■ WORK ITEM
Copy, from the material below, every line in which the word "this" can be found.

■ PROVIDED DATA
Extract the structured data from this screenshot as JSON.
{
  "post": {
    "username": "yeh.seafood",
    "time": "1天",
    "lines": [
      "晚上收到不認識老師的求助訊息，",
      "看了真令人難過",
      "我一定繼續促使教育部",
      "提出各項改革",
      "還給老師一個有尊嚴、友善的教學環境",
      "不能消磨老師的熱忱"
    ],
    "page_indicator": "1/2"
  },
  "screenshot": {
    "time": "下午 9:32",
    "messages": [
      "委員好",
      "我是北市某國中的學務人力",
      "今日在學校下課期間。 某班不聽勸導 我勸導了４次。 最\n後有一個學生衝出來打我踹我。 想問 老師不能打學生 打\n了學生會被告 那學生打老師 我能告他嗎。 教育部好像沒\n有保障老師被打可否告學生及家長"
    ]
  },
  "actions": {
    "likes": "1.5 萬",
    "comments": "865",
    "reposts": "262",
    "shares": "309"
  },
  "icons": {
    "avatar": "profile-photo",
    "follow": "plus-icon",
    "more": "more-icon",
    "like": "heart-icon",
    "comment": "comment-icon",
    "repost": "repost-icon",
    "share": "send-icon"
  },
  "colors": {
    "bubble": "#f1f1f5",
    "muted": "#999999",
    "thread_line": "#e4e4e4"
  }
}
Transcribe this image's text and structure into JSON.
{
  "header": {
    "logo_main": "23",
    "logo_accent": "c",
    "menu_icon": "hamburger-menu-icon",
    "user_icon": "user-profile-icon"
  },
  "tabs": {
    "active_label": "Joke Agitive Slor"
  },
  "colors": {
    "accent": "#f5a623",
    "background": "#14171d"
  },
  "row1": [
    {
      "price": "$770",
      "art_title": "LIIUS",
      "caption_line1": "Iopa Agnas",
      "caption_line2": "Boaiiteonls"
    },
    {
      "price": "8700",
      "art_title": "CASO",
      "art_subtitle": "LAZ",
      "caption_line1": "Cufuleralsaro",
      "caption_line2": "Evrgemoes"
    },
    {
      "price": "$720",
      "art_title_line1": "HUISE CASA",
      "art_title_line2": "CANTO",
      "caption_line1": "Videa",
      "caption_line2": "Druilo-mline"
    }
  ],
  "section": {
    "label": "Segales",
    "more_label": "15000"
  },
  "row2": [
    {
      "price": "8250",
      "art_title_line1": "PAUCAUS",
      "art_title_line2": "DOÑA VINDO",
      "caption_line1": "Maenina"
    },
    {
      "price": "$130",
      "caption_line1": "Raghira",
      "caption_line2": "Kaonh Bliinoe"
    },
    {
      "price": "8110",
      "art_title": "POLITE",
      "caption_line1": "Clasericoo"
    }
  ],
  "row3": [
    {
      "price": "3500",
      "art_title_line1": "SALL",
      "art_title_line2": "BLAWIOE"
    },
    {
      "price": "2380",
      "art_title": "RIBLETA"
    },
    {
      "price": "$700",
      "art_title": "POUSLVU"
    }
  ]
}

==

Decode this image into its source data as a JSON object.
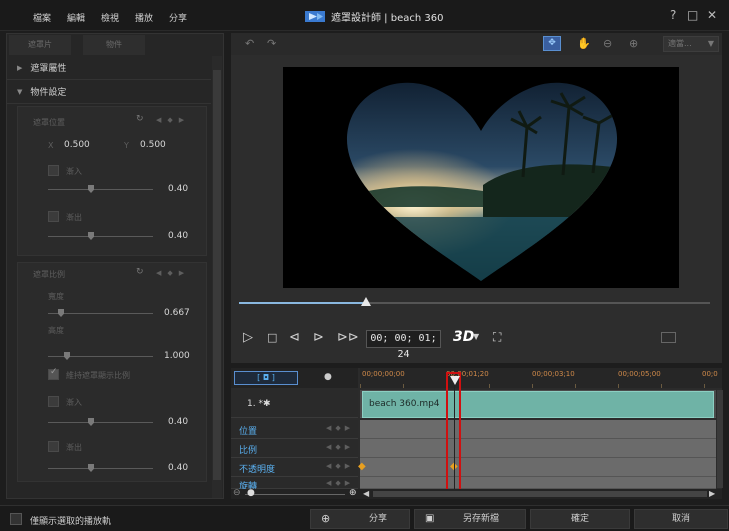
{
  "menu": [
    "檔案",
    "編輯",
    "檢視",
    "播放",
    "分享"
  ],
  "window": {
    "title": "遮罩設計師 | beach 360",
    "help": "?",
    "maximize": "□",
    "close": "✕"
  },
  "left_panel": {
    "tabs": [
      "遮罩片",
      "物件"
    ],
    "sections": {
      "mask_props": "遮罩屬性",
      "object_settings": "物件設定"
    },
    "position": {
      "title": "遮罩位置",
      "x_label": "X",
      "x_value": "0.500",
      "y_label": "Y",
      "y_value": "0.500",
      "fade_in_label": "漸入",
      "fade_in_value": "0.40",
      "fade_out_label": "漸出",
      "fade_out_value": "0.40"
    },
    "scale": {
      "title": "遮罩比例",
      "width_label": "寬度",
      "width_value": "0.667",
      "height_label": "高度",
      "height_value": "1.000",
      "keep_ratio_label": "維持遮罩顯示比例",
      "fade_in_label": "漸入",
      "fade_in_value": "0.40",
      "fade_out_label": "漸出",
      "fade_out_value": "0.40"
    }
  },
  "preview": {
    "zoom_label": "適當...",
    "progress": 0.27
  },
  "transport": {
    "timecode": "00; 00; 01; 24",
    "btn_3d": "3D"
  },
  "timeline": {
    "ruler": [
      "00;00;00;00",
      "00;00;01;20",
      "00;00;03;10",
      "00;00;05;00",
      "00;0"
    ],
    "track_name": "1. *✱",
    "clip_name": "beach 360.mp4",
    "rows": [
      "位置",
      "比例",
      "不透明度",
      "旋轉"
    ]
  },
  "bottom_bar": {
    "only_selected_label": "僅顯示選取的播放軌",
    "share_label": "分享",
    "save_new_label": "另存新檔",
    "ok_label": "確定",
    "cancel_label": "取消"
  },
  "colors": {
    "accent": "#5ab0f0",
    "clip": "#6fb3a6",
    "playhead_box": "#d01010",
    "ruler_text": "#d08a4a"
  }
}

■ EXERCISE RESULT
Extract the structured data from this screenshot as JSON.
Transcribe this image's text and structure into JSON.
Decode this image into its source data as a JSON object.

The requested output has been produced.